Again, this proves that a joint is often passively moved (flexed or extended), even though it may appear that the joint is being moved by the biceps or the triceps, or whichever muscle which “could” actively flex or extend that joint under different circumstances.

Below is a final example of this. You might think that—during any rowing exercise—the elbow is bending by virtue of biceps contraction, but that is not necessarily the case.

Imagine that you have no forearm, no biceps and no triceps. Instead, you’ve attached a rope to the distal end of your humerus, with a weight hanging on the bottom end of the rope.

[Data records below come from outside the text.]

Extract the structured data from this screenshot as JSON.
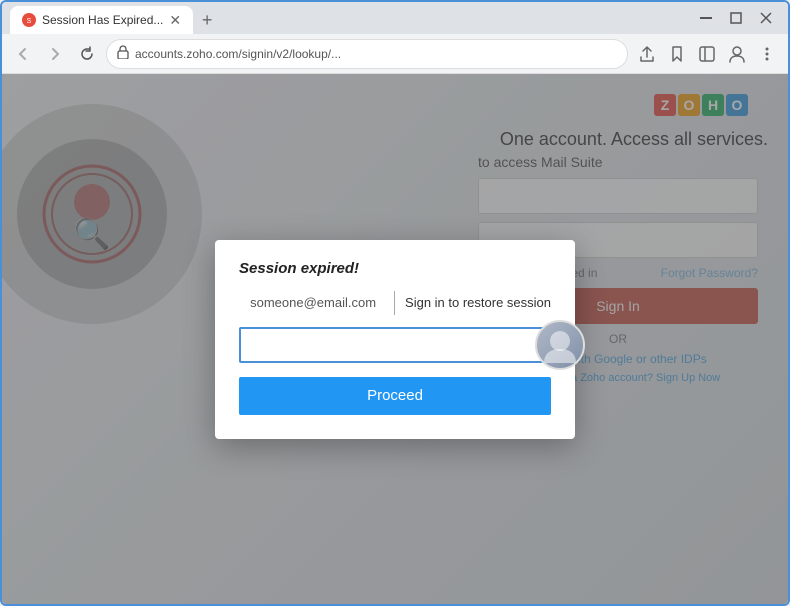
{
  "browser": {
    "tab": {
      "title": "Session Has Expired...",
      "favicon": "●"
    },
    "new_tab_label": "+",
    "window_controls": {
      "minimize": "—",
      "maximize": "□",
      "close": "✕"
    },
    "address_bar": {
      "url": "accounts.zoho.com/signin/v2/lookup/...",
      "lock_icon": "🔒"
    },
    "toolbar": {
      "share_icon": "⬆",
      "bookmark_icon": "☆",
      "sidebar_icon": "▣",
      "profile_icon": "👤",
      "menu_icon": "⋮"
    },
    "nav": {
      "back": "←",
      "forward": "→",
      "refresh": "↻"
    }
  },
  "background_page": {
    "zoho_logo_letters": [
      "Z",
      "O",
      "H",
      "O"
    ],
    "tagline": "One account. Access all services.",
    "form_label": "to access Mail Suite",
    "keep_signed": "Keep me signed in",
    "forgot_password": "Forgot Password?",
    "sign_in_btn": "Sign In",
    "or_text": "OR",
    "google_link": "Sign in with Google or other IDPs",
    "signup_text": "Don't have a Zoho account?",
    "signup_link": "Sign Up Now"
  },
  "dialog": {
    "title": "Session expired!",
    "email": "someone@email.com",
    "restore_text": "Sign in to restore session",
    "password_placeholder": "",
    "proceed_btn": "Proceed"
  }
}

You would still be able to perform the above exercise (One Arm Dumbbell Row) simply by contracting the muscles that move the shoulder joint (i.e., the “back” muscles), thereby raising the humerus from the lower starting position, to the ending upper position.

The rope (with the attached weight) would do the exact same thing the forearm is doing in these photos—hanging from the elbow, going along for the ride, rising simply because it is being pulled upward by the distal end of the humerus.

Some people mistakenly believe that rowing exercises function as a biceps exercise, under the misguided belief that “since the elbow is bending, it must be like when we do Curls”. No—it’s not like Curls at all.  When we do Curls, we cause the forearm to become perpendicular with gravity (i.e., horizontal). Conversely, when we row, the forearm stays mostly parallel with gravity—in the neutral position.

Of course, if you “pull” your forearm–angle your forearm toward your shoulder–you would engage the biceps a little bit. If you were to “push” your forearm–angle your forearm toward your hips–you would engage the triceps a little bit. But as long as that forearm stays vertical (parallel to gravity), neither the biceps nor the triceps would be loaded.

Again, the direction of resistance provided by the exercise dictates the direction of force that you must produce. If the direction of force you produce is mostly parallel with a limb, the muscle that operates that limb is mostly neutral—not loaded much, if at all. If the direction of force you much produce is mostly perpendicular to a limb, the muscle that operates that limb will be very loaded.

It’s not merely a matter of a limb being “vertical” or “horizontal”, because that ignores the factors that influence the direction of resistance. In order to determine whether a muscle is loaded with a significant percentage of the available resistance, you must first identify the direction of resistance provided by each exercise, then determine the direction of force you must produce based on the demands of that exercise, then compare the direction of force you produce to the angle of the limbs involved (i.e., you must also know the anatomy, to know which muscles move those limbs).